Goal of the exercise: Reproduce, without alteration, every line of the data; exclude the images.

(Data entries)

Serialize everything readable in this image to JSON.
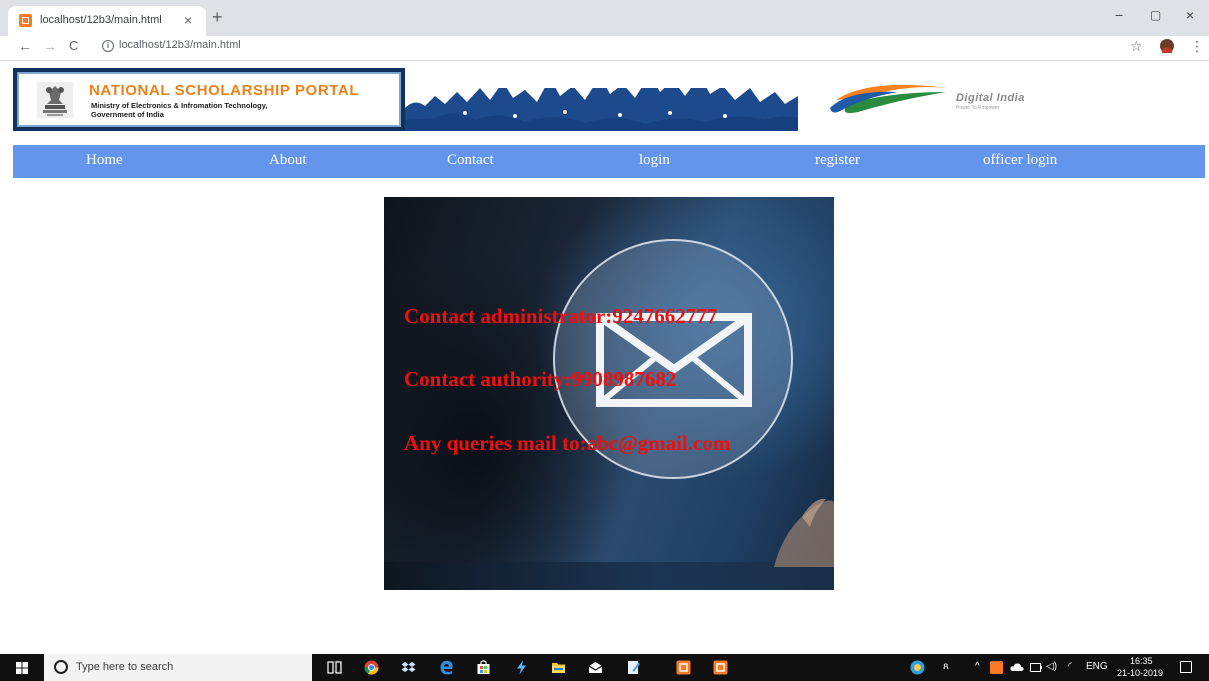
{
  "browser": {
    "tab_title": "localhost/12b3/main.html",
    "tab_close": "×",
    "new_tab": "+",
    "minimize": "−",
    "restore": "▢",
    "close": "×",
    "back": "←",
    "forward": "→",
    "reload": "C",
    "info": "i",
    "url": "localhost/12b3/main.html",
    "bookmark": "☆",
    "menu": "⋮"
  },
  "header": {
    "portal_title": "NATIONAL SCHOLARSHIP PORTAL",
    "ministry_line1": "Ministry of Electronics & Infromation Technology,",
    "ministry_line2": "Government of India",
    "digital_india_text": "Digital India",
    "digital_india_tagline": "Power To Empower"
  },
  "nav": {
    "items": [
      {
        "label": "Home"
      },
      {
        "label": "About"
      },
      {
        "label": "Contact"
      },
      {
        "label": "login"
      },
      {
        "label": "register"
      },
      {
        "label": "officer login"
      }
    ]
  },
  "contact": {
    "administrator": "Contact administrator:9247662777",
    "authority": "Contact authority:9908987682",
    "queries": "Any queries mail to:abc@gmail.com"
  },
  "taskbar": {
    "search_placeholder": "Type here to search",
    "language": "ENG",
    "time": "16:35",
    "date": "21-10-2019"
  },
  "colors": {
    "nav_bar": "#6495ed",
    "contact_text": "#ef0f0f",
    "portal_title": "#e8821c"
  }
}
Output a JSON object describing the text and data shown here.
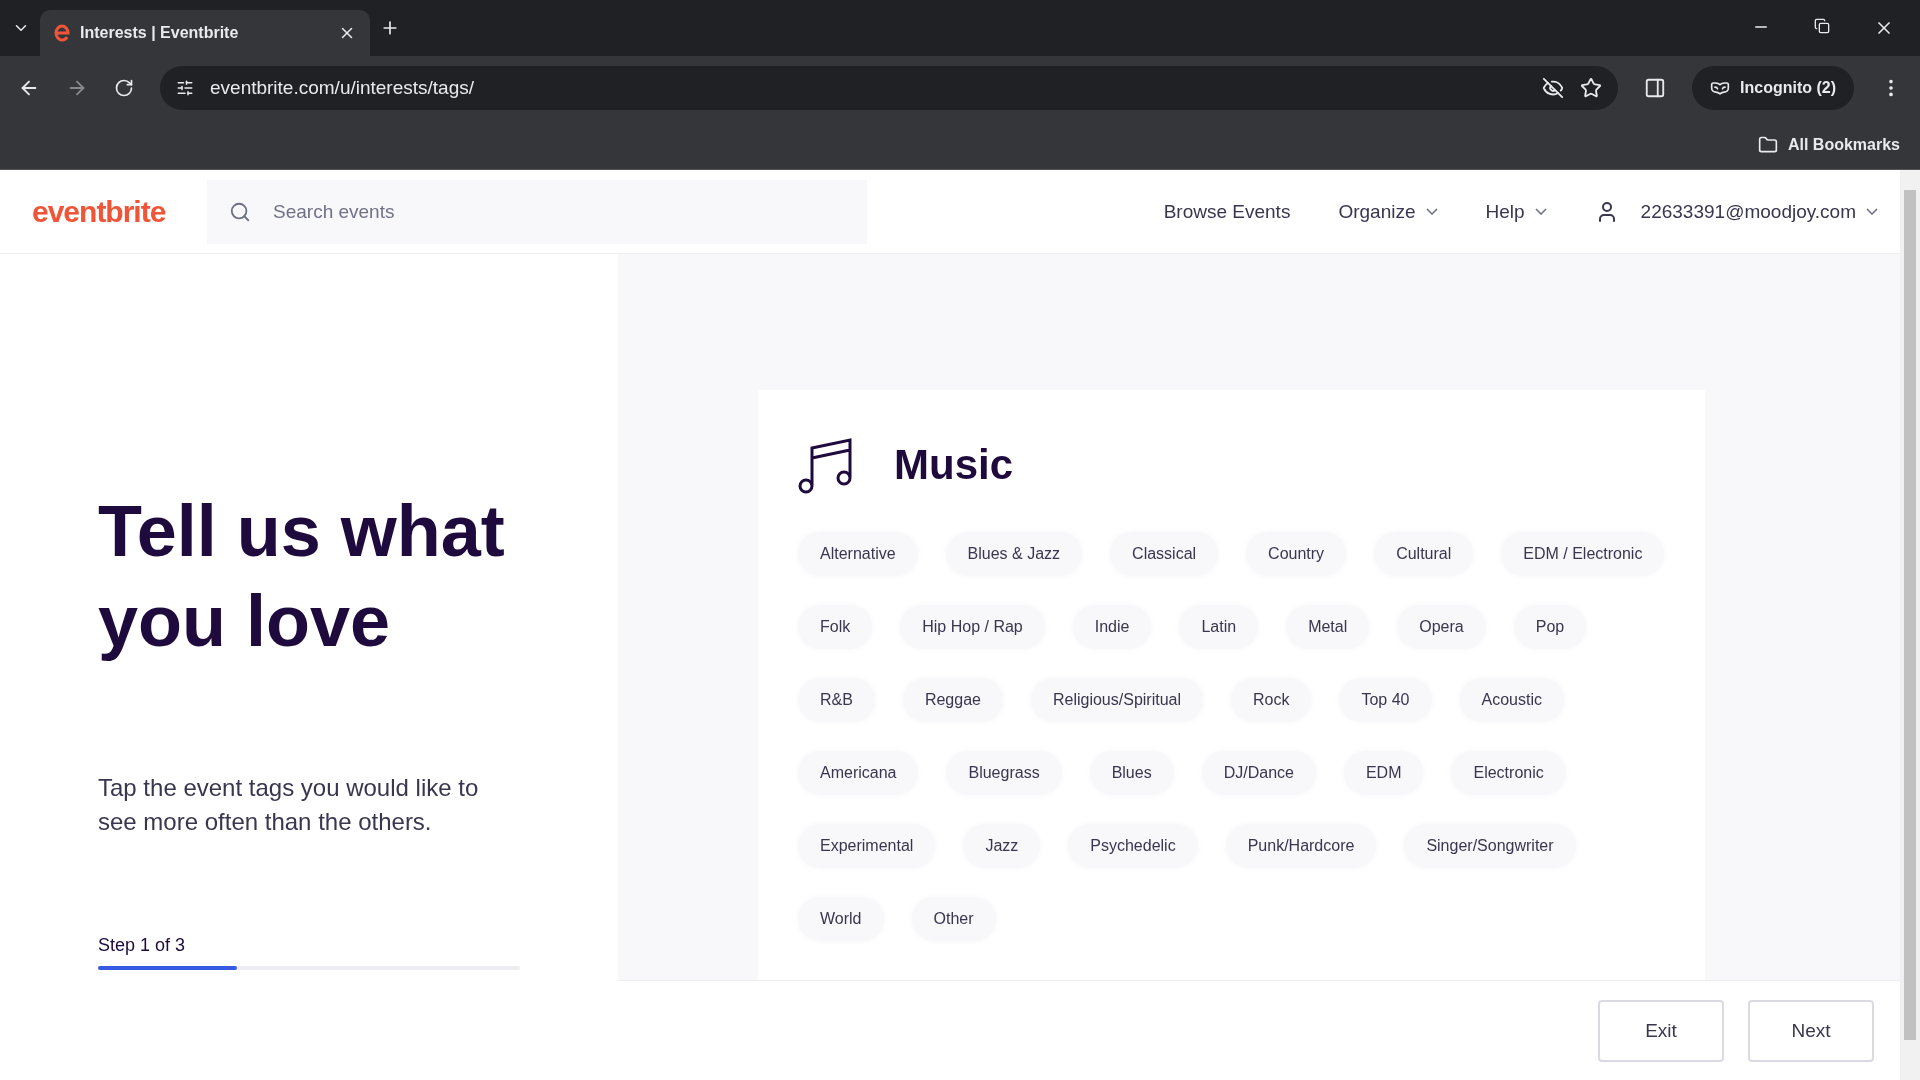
{
  "browser": {
    "tab_title": "Interests | Eventbrite",
    "url": "eventbrite.com/u/interests/tags/",
    "profile": "Incognito (2)",
    "bookmarks": "All Bookmarks"
  },
  "header": {
    "logo": "eventbrite",
    "search": {
      "placeholder": "Search events"
    },
    "nav": [
      "Browse Events",
      "Organize",
      "Help"
    ],
    "account": "22633391@moodjoy.com"
  },
  "intro": {
    "title": "Tell us what you love",
    "text": "Tap the event tags you would like to see more often than the others.",
    "step": "Step 1 of 3",
    "level": 0.33
  },
  "category": {
    "title": "Music",
    "tags": [
      {
        "label": "Alternative",
        "selected": false
      },
      {
        "label": "Blues & Jazz",
        "selected": false
      },
      {
        "label": "Classical",
        "selected": false
      },
      {
        "label": "Country",
        "selected": false
      },
      {
        "label": "Cultural",
        "selected": false
      },
      {
        "label": "EDM / Electronic",
        "selected": false
      },
      {
        "label": "Folk",
        "selected": false
      },
      {
        "label": "Hip Hop / Rap",
        "selected": false
      },
      {
        "label": "Indie",
        "selected": false
      },
      {
        "label": "Latin",
        "selected": false
      },
      {
        "label": "Metal",
        "selected": false
      },
      {
        "label": "Opera",
        "selected": false
      },
      {
        "label": "Pop",
        "selected": false
      },
      {
        "label": "R&B",
        "selected": false
      },
      {
        "label": "Reggae",
        "selected": false
      },
      {
        "label": "Religious/Spiritual",
        "selected": false
      },
      {
        "label": "Rock",
        "selected": false
      },
      {
        "label": "Top 40",
        "selected": false
      },
      {
        "label": "Acoustic",
        "selected": false
      },
      {
        "label": "Americana",
        "selected": false
      },
      {
        "label": "Bluegrass",
        "selected": false
      },
      {
        "label": "Blues",
        "selected": false
      },
      {
        "label": "DJ/Dance",
        "selected": false
      },
      {
        "label": "EDM",
        "selected": false
      },
      {
        "label": "Electronic",
        "selected": false
      },
      {
        "label": "Experimental",
        "selected": false
      },
      {
        "label": "Jazz",
        "selected": false
      },
      {
        "label": "Psychedelic",
        "selected": false
      },
      {
        "label": "Punk/Hardcore",
        "selected": false
      },
      {
        "label": "Singer/Songwriter",
        "selected": false
      },
      {
        "label": "World",
        "selected": false
      },
      {
        "label": "Other",
        "selected": false
      }
    ]
  },
  "footer": {
    "buttons": [
      "Exit",
      "Next"
    ]
  }
}
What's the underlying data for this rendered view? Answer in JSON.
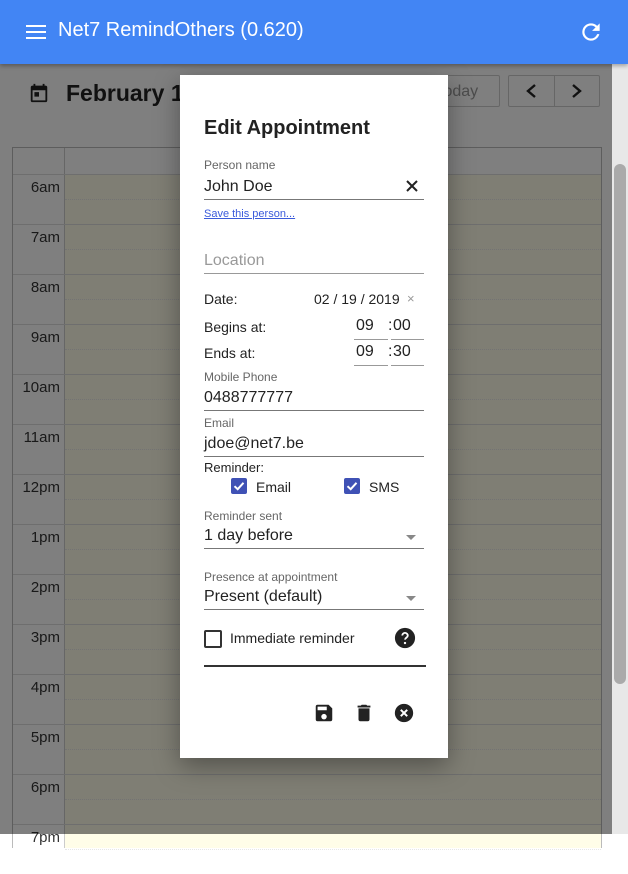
{
  "app": {
    "title": "Net7 RemindOthers (0.620)"
  },
  "calendar": {
    "month_label": "February 1",
    "today_label": "today",
    "hours": [
      "6am",
      "7am",
      "8am",
      "9am",
      "10am",
      "11am",
      "12pm",
      "1pm",
      "2pm",
      "3pm",
      "4pm",
      "5pm",
      "6pm",
      "7pm"
    ]
  },
  "dialog": {
    "title": "Edit Appointment",
    "person": {
      "label": "Person name",
      "value": "John Doe",
      "save_link": "Save this person..."
    },
    "location": {
      "placeholder": "Location"
    },
    "date": {
      "label": "Date:",
      "value": "02 / 19 / 2019"
    },
    "begins": {
      "label": "Begins at:",
      "hour": "09",
      "minute": "00"
    },
    "ends": {
      "label": "Ends at:",
      "hour": "09",
      "minute": "30"
    },
    "mobile": {
      "label": "Mobile Phone",
      "value": "0488777777"
    },
    "email": {
      "label": "Email",
      "value": "jdoe@net7.be"
    },
    "reminder": {
      "label": "Reminder:",
      "email_label": "Email",
      "sms_label": "SMS",
      "email_checked": true,
      "sms_checked": true
    },
    "reminder_sent": {
      "label": "Reminder sent",
      "value": "1 day before"
    },
    "presence": {
      "label": "Presence at appointment",
      "value": "Present (default)"
    },
    "immediate": {
      "label": "Immediate reminder",
      "checked": false
    }
  },
  "colors": {
    "appbar": "#4285f4",
    "accent": "#3f51b5",
    "link": "#3b5bdb",
    "today_bg": "#fffde8"
  },
  "icons": [
    "menu-icon",
    "refresh-icon",
    "calendar-icon",
    "chevron-left-icon",
    "chevron-right-icon",
    "clear-icon",
    "help-icon",
    "save-icon",
    "delete-icon",
    "close-icon"
  ]
}
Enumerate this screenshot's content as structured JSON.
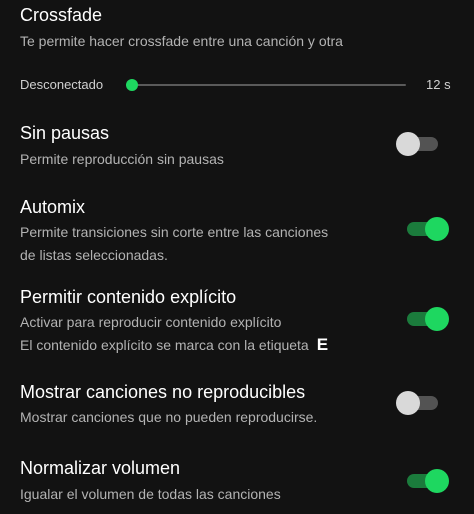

Response:
Serialize everything readable in this image to JSON.
{
  "browser": {
    "tab_title": "localhost/12b3/main.html",
    "tab_close": "×",
    "new_tab": "+",
    "minimize": "−",
    "restore": "▢",
    "close": "×",
    "back": "←",
    "forward": "→",
    "reload": "C",
    "info": "i",
    "url": "localhost/12b3/main.html",
    "bookmark": "☆",
    "menu": "⋮"
  },
  "header": {
    "portal_title": "NATIONAL SCHOLARSHIP PORTAL",
    "ministry_line1": "Ministry of Electronics & Infromation Technology,",
    "ministry_line2": "Government of India",
    "digital_india_text": "Digital India",
    "digital_india_tagline": "Power To Empower"
  },
  "nav": {
    "items": [
      {
        "label": "Home"
      },
      {
        "label": "About"
      },
      {
        "label": "Contact"
      },
      {
        "label": "login"
      },
      {
        "label": "register"
      },
      {
        "label": "officer login"
      }
    ]
  },
  "contact": {
    "administrator": "Contact administrator:9247662777",
    "authority": "Contact authority:9908987682",
    "queries": "Any queries mail to:abc@gmail.com"
  },
  "taskbar": {
    "search_placeholder": "Type here to search",
    "language": "ENG",
    "time": "16:35",
    "date": "21-10-2019"
  },
  "colors": {
    "nav_bar": "#6495ed",
    "contact_text": "#ef0f0f",
    "portal_title": "#e8821c"
  }
}
Output a JSON object describing the text and data shown here.
{
  "browser": {
    "tab_title": "Interests | Eventbrite",
    "url": "eventbrite.com/u/interests/tags/",
    "profile": "Incognito (2)",
    "bookmarks": "All Bookmarks"
  },
  "header": {
    "logo": "eventbrite",
    "search": {
      "placeholder": "Search events"
    },
    "nav": [
      "Browse Events",
      "Organize",
      "Help"
    ],
    "account": "22633391@moodjoy.com"
  },
  "intro": {
    "title": "Tell us what you love",
    "text": "Tap the event tags you would like to see more often than the others.",
    "step": "Step 1 of 3",
    "level": 0.33
  },
  "category": {
    "title": "Music",
    "tags": [
      {
        "label": "Alternative",
        "selected": false
      },
      {
        "label": "Blues & Jazz",
        "selected": false
      },
      {
        "label": "Classical",
        "selected": false
      },
      {
        "label": "Country",
        "selected": false
      },
      {
        "label": "Cultural",
        "selected": false
      },
      {
        "label": "EDM / Electronic",
        "selected": false
      },
      {
        "label": "Folk",
        "selected": false
      },
      {
        "label": "Hip Hop / Rap",
        "selected": false
      },
      {
        "label": "Indie",
        "selected": false
      },
      {
        "label": "Latin",
        "selected": false
      },
      {
        "label": "Metal",
        "selected": false
      },
      {
        "label": "Opera",
        "selected": false
      },
      {
        "label": "Pop",
        "selected": false
      },
      {
        "label": "R&B",
        "selected": false
      },
      {
        "label": "Reggae",
        "selected": false
      },
      {
        "label": "Religious/Spiritual",
        "selected": false
      },
      {
        "label": "Rock",
        "selected": false
      },
      {
        "label": "Top 40",
        "selected": false
      },
      {
        "label": "Acoustic",
        "selected": false
      },
      {
        "label": "Americana",
        "selected": false
      },
      {
        "label": "Bluegrass",
        "selected": false
      },
      {
        "label": "Blues",
        "selected": false
      },
      {
        "label": "DJ/Dance",
        "selected": false
      },
      {
        "label": "EDM",
        "selected": false
      },
      {
        "label": "Electronic",
        "selected": false
      },
      {
        "label": "Experimental",
        "selected": false
      },
      {
        "label": "Jazz",
        "selected": false
      },
      {
        "label": "Psychedelic",
        "selected": false
      },
      {
        "label": "Punk/Hardcore",
        "selected": false
      },
      {
        "label": "Singer/Songwriter",
        "selected": false
      },
      {
        "label": "World",
        "selected": false
      },
      {
        "label": "Other",
        "selected": false
      }
    ]
  },
  "footer": {
    "buttons": [
      "Exit",
      "Next"
    ]
  }
}
What's the underlying data for this rendered view? Answer in JSON.
{
  "app": {
    "title": "Net7 RemindOthers (0.620)"
  },
  "calendar": {
    "month_label": "February 1",
    "today_label": "today",
    "hours": [
      "6am",
      "7am",
      "8am",
      "9am",
      "10am",
      "11am",
      "12pm",
      "1pm",
      "2pm",
      "3pm",
      "4pm",
      "5pm",
      "6pm",
      "7pm"
    ]
  },
  "dialog": {
    "title": "Edit Appointment",
    "person": {
      "label": "Person name",
      "value": "John Doe",
      "save_link": "Save this person..."
    },
    "location": {
      "placeholder": "Location"
    },
    "date": {
      "label": "Date:",
      "value": "02 / 19 / 2019"
    },
    "begins": {
      "label": "Begins at:",
      "hour": "09",
      "minute": "00"
    },
    "ends": {
      "label": "Ends at:",
      "hour": "09",
      "minute": "30"
    },
    "mobile": {
      "label": "Mobile Phone",
      "value": "0488777777"
    },
    "email": {
      "label": "Email",
      "value": "jdoe@net7.be"
    },
    "reminder": {
      "label": "Reminder:",
      "email_label": "Email",
      "sms_label": "SMS",
      "email_checked": true,
      "sms_checked": true
    },
    "reminder_sent": {
      "label": "Reminder sent",
      "value": "1 day before"
    },
    "presence": {
      "label": "Presence at appointment",
      "value": "Present (default)"
    },
    "immediate": {
      "label": "Immediate reminder",
      "checked": false
    }
  },
  "colors": {
    "appbar": "#4285f4",
    "accent": "#3f51b5",
    "link": "#3b5bdb",
    "today_bg": "#fffde8"
  },
  "icons": [
    "menu-icon",
    "refresh-icon",
    "calendar-icon",
    "chevron-left-icon",
    "chevron-right-icon",
    "clear-icon",
    "help-icon",
    "save-icon",
    "delete-icon",
    "close-icon"
  ]
}
Enumerate this screenshot's content as structured JSON.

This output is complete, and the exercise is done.